I’m a sucker for a happy ending. Unfortunately, some of my favorite literary characters don’t get that happy ending, whether it’s because they themselves are heartbreakers or because the story they have been written into is literally heartbreaking (sometimes, it’s a little bit of both). But whether it’s the character or the author that breaks our heart, we have to admit they are impossible to forget.
Here are five heartbreakers and five heartbreaking stories that we can’t seem to quit.
George Wickham from Jane Austen’s Pride and Prejudice—He may have all the appearance of goodness, but looks can be deceiving.
Rhett Butler from Margaret Mitchell’s Gone with the Wind—Heartbreaker or heartbroken? He may be a little of both, but he don’t give a damn.
Hamlet from William Shakespeare’s Hamlet—His intentions may be noble, but his actions will drive you mad.
John Willoughby from Jane Austen’s Sense and Sensibility—Trapped by that age-old question: for love or money? He chose poorly.
Dorian Gray from Oscar Wilde’s The Portrait of Dorian Gray—Forget Sybil and Basil; he literally stabs himself in the heart.
Romeo and Juliet, by William Shakespeare—I blame the friar.
A Tale of Two Cities, by Charles Dickens—Well, that’s one way to solve a love triangle.
Never Let Me Go, by Kazuo Ishiguro—Raising children to be organ donors? There was no way this story was going to end well.
The Fault in our Stars, by John Green—Okay. (sniff sniff)
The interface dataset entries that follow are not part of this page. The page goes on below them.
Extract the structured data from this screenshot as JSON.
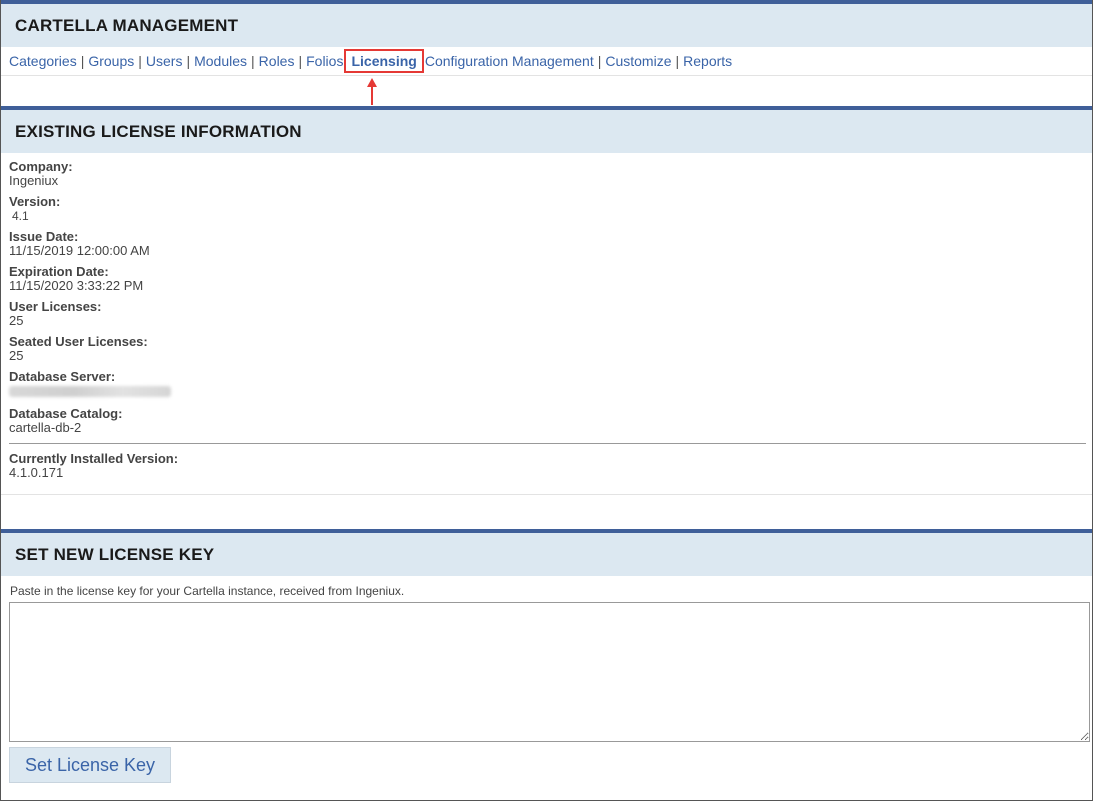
{
  "header": {
    "title": "CARTELLA MANAGEMENT"
  },
  "nav": {
    "items": [
      {
        "label": "Categories"
      },
      {
        "label": "Groups"
      },
      {
        "label": "Users"
      },
      {
        "label": "Modules"
      },
      {
        "label": "Roles"
      },
      {
        "label": "Folios"
      },
      {
        "label": "Licensing",
        "active": true
      },
      {
        "label": "Configuration Management"
      },
      {
        "label": "Customize"
      },
      {
        "label": "Reports"
      }
    ],
    "separator": "|",
    "highlight_color": "#e53935"
  },
  "license_info": {
    "title": "EXISTING LICENSE INFORMATION",
    "fields": [
      {
        "label": "Company:",
        "value": "Ingeniux"
      },
      {
        "label": "Version:",
        "value": "4.1"
      },
      {
        "label": "Issue Date:",
        "value": "11/15/2019 12:00:00 AM"
      },
      {
        "label": "Expiration Date:",
        "value": "11/15/2020 3:33:22 PM"
      },
      {
        "label": "User Licenses:",
        "value": "25"
      },
      {
        "label": "Seated User Licenses:",
        "value": "25"
      },
      {
        "label": "Database Server:",
        "value": "",
        "blurred": true
      },
      {
        "label": "Database Catalog:",
        "value": "cartella-db-2"
      }
    ],
    "installed": {
      "label": "Currently Installed Version:",
      "value": "4.1.0.171"
    }
  },
  "license_key": {
    "title": "SET NEW LICENSE KEY",
    "instructions": "Paste in the license key for your Cartella instance, received from Ingeniux.",
    "textarea_value": "",
    "button_label": "Set License Key"
  },
  "colors": {
    "header_bg": "#dce8f1",
    "header_border": "#3f5f99",
    "link": "#3a64a8"
  }
}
Me Before You, by Jojo Moyes—Please tell me the sequel has a happy ending. I’m scared to read it.
Oscar Wilde said “the heart was made to be broken,” but I think I’m going to hop over to our 10 Heartthrobs of Literature blog before I start crying. I could use a good Fitzwilliam Darcy or Edward Rochester fix after all this heartbreak.
So, What heartbreakers or heartbreaking love stories are your favorites?